EXERCISE DIRECTIONS:
Only lines, not pictures: please repeat exactly the lines from the one with "Read all visible content and emit it as JSON." through the end of the listing.

SOURCE RECORDS START

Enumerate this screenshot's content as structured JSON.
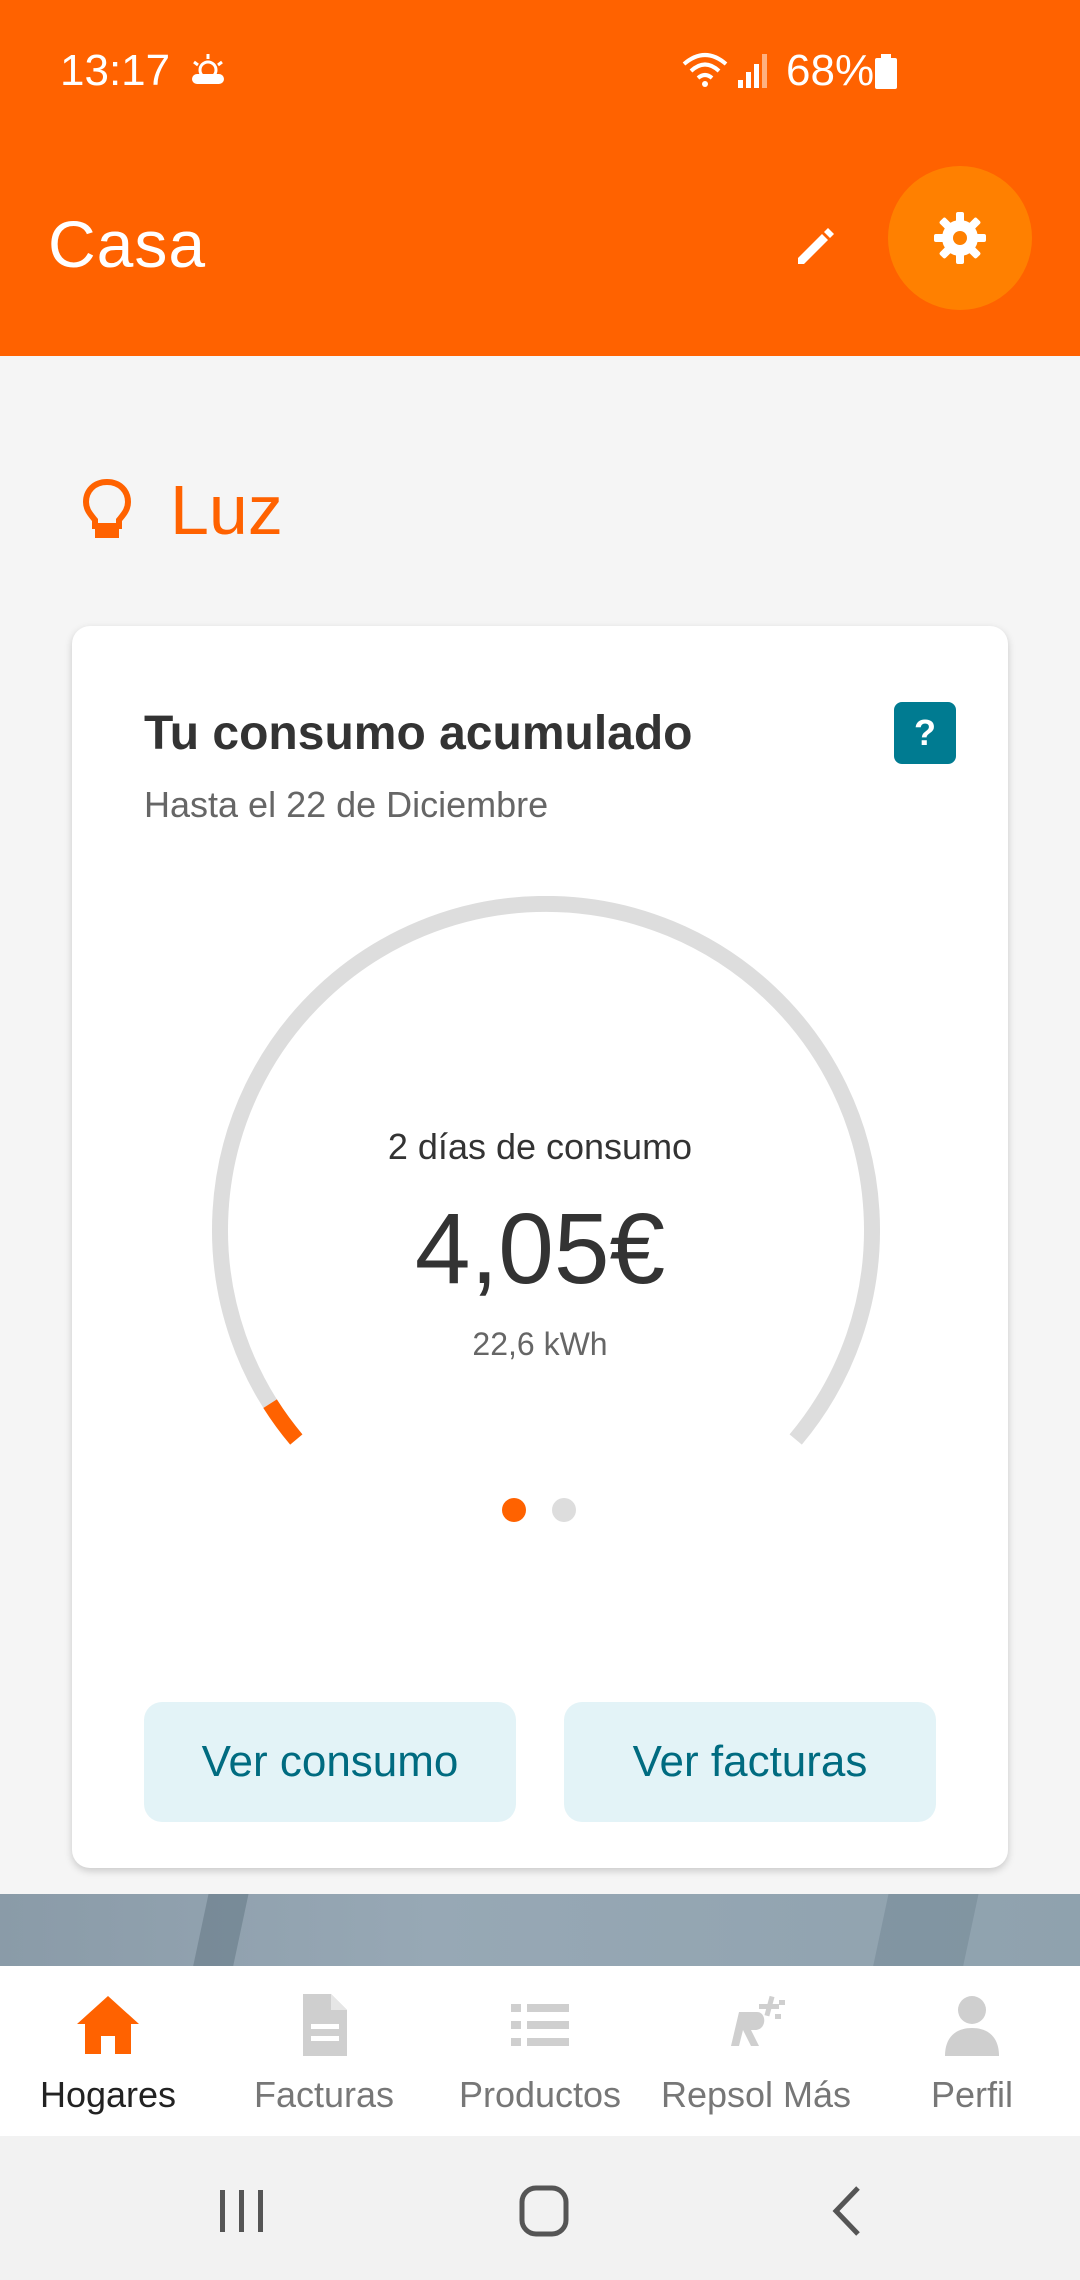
{
  "status": {
    "time": "13:17",
    "battery": "68%"
  },
  "appbar": {
    "title": "Casa"
  },
  "section": {
    "title": "Luz"
  },
  "card": {
    "title": "Tu consumo acumulado",
    "subtitle": "Hasta el 22 de Diciembre",
    "help": "?",
    "gauge": {
      "caption": "2 días de consumo",
      "amount": "4,05€",
      "energy": "22,6 kWh",
      "progress": 0.03
    },
    "buttons": {
      "consumo": "Ver consumo",
      "facturas": "Ver facturas"
    }
  },
  "colors": {
    "accent": "#ff6200",
    "teal": "#007b91",
    "track": "#dddddd"
  },
  "nav": {
    "items": [
      {
        "label": "Hogares",
        "icon": "home-icon"
      },
      {
        "label": "Facturas",
        "icon": "document-icon"
      },
      {
        "label": "Productos",
        "icon": "list-icon"
      },
      {
        "label": "Repsol Más",
        "icon": "repsol-mas-icon"
      },
      {
        "label": "Perfil",
        "icon": "person-icon"
      }
    ]
  }
}
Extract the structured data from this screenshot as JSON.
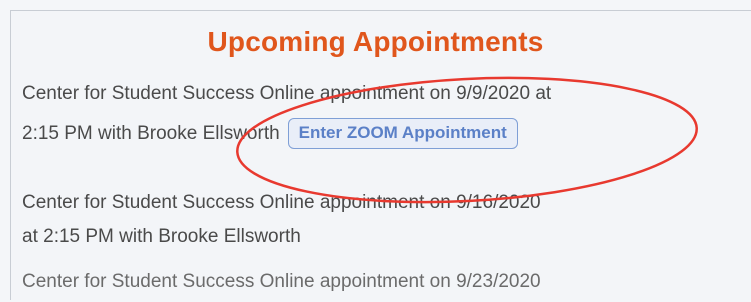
{
  "header": {
    "title": "Upcoming Appointments"
  },
  "appointments": [
    {
      "line1": "Center for Student Success Online appointment on 9/9/2020 at",
      "line2": "2:15 PM with Brooke Ellsworth",
      "button_label": "Enter ZOOM Appointment"
    },
    {
      "line1": "Center for Student Success Online appointment on 9/16/2020",
      "line2": "at 2:15 PM with Brooke Ellsworth"
    },
    {
      "line1": "Center for Student Success Online appointment on 9/23/2020"
    }
  ],
  "colors": {
    "title": "#e0561c",
    "annotation_ellipse": "#e8392f",
    "button_text": "#5b80c7"
  }
}
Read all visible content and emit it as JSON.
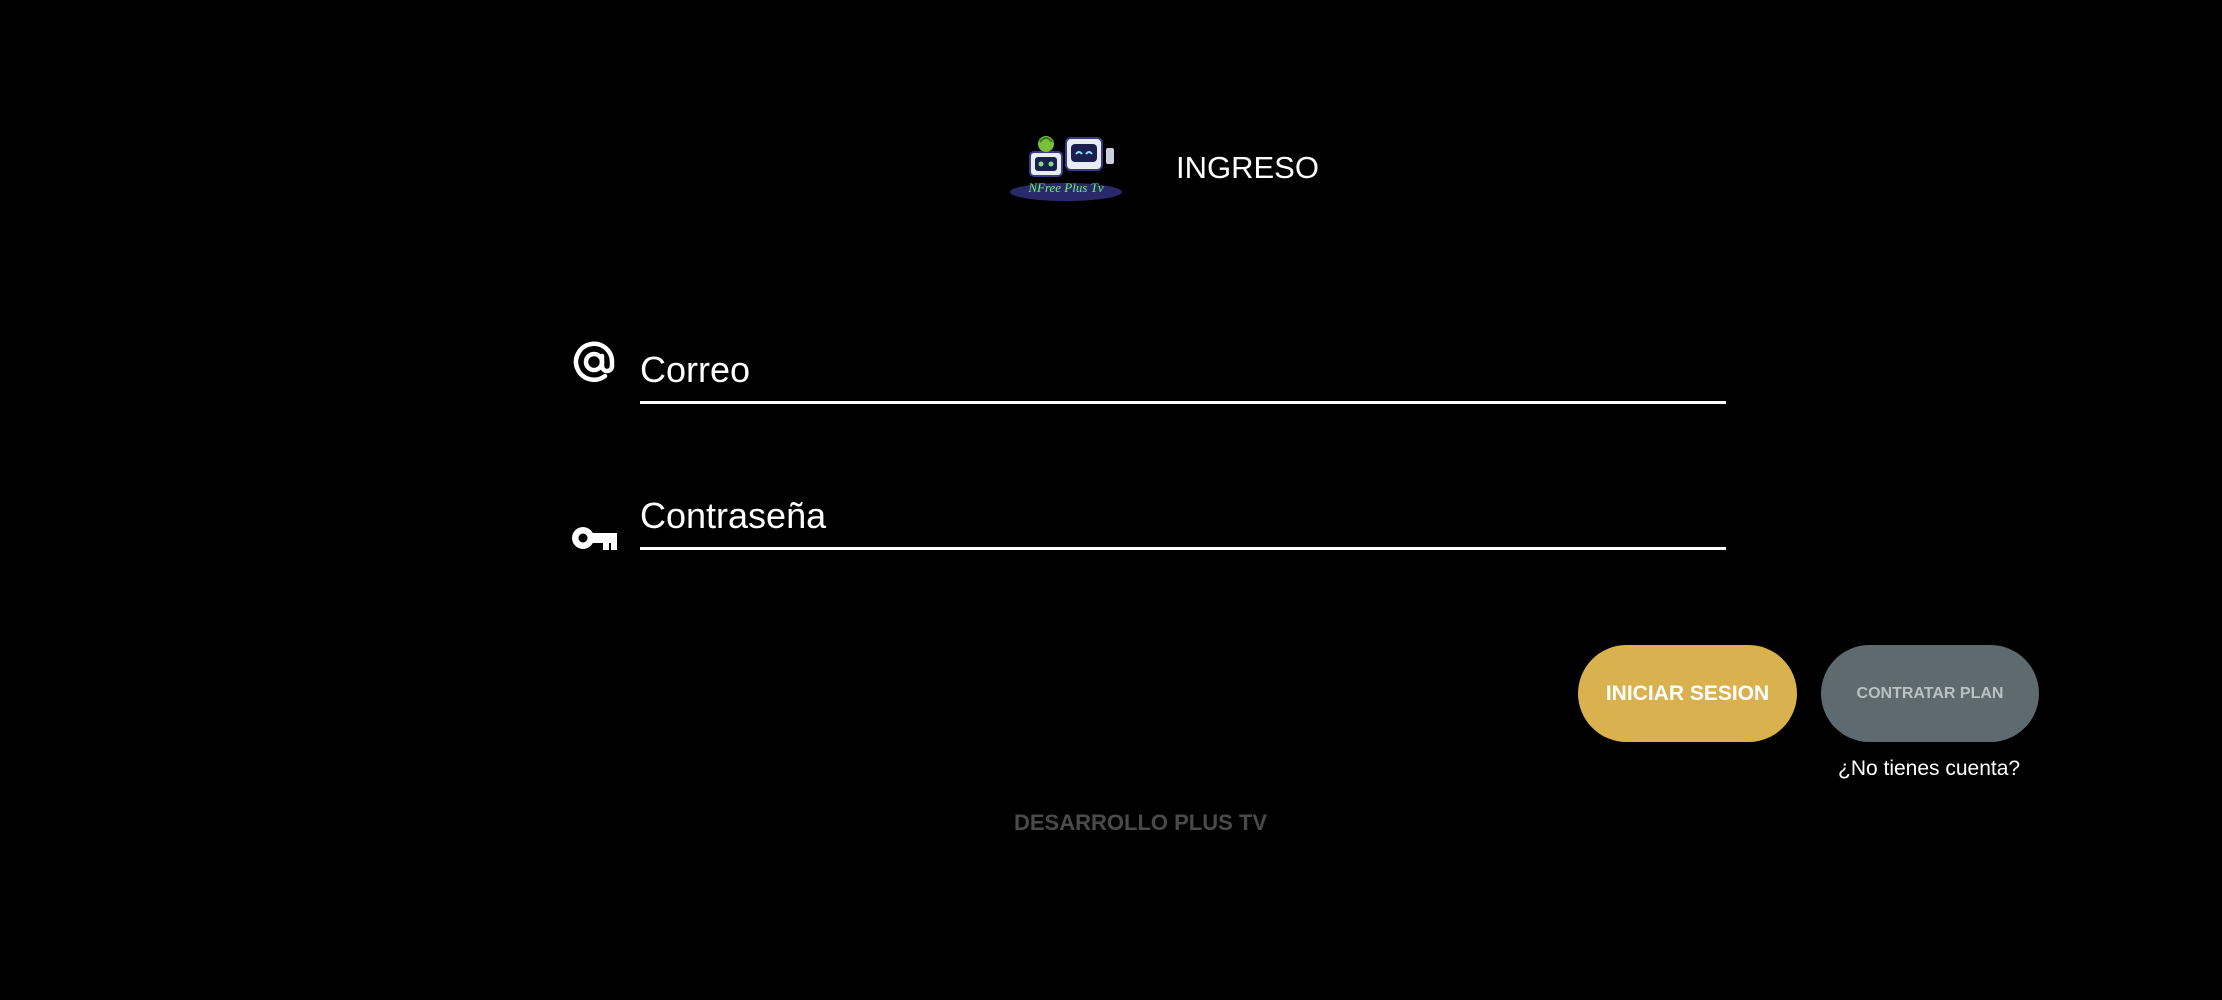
{
  "header": {
    "logo_text": "NFree Plus Tv",
    "title": "INGRESO"
  },
  "form": {
    "email": {
      "icon": "at-sign-icon",
      "placeholder": "Correo",
      "value": ""
    },
    "password": {
      "icon": "key-icon",
      "placeholder": "Contraseña",
      "value": ""
    }
  },
  "actions": {
    "login_label": "INICIAR SESION",
    "plan_label": "CONTRATAR PLAN",
    "no_account_text": "¿No tienes cuenta?"
  },
  "footer": {
    "credit": "DESARROLLO PLUS TV"
  },
  "colors": {
    "background": "#000000",
    "login_button": "#d9b24f",
    "plan_button": "#5d6a70",
    "footer_text": "#4a4a4a"
  }
}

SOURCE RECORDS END

COMPLETED EXERCISE:
Read all visible content and emit it as JSON.
{
  "header": {
    "logo_text": "NFree Plus Tv",
    "title": "INGRESO"
  },
  "form": {
    "email": {
      "icon": "at-sign-icon",
      "placeholder": "Correo",
      "value": ""
    },
    "password": {
      "icon": "key-icon",
      "placeholder": "Contraseña",
      "value": ""
    }
  },
  "actions": {
    "login_label": "INICIAR SESION",
    "plan_label": "CONTRATAR PLAN",
    "no_account_text": "¿No tienes cuenta?"
  },
  "footer": {
    "credit": "DESARROLLO PLUS TV"
  },
  "colors": {
    "background": "#000000",
    "login_button": "#d9b24f",
    "plan_button": "#5d6a70",
    "footer_text": "#4a4a4a"
  }
}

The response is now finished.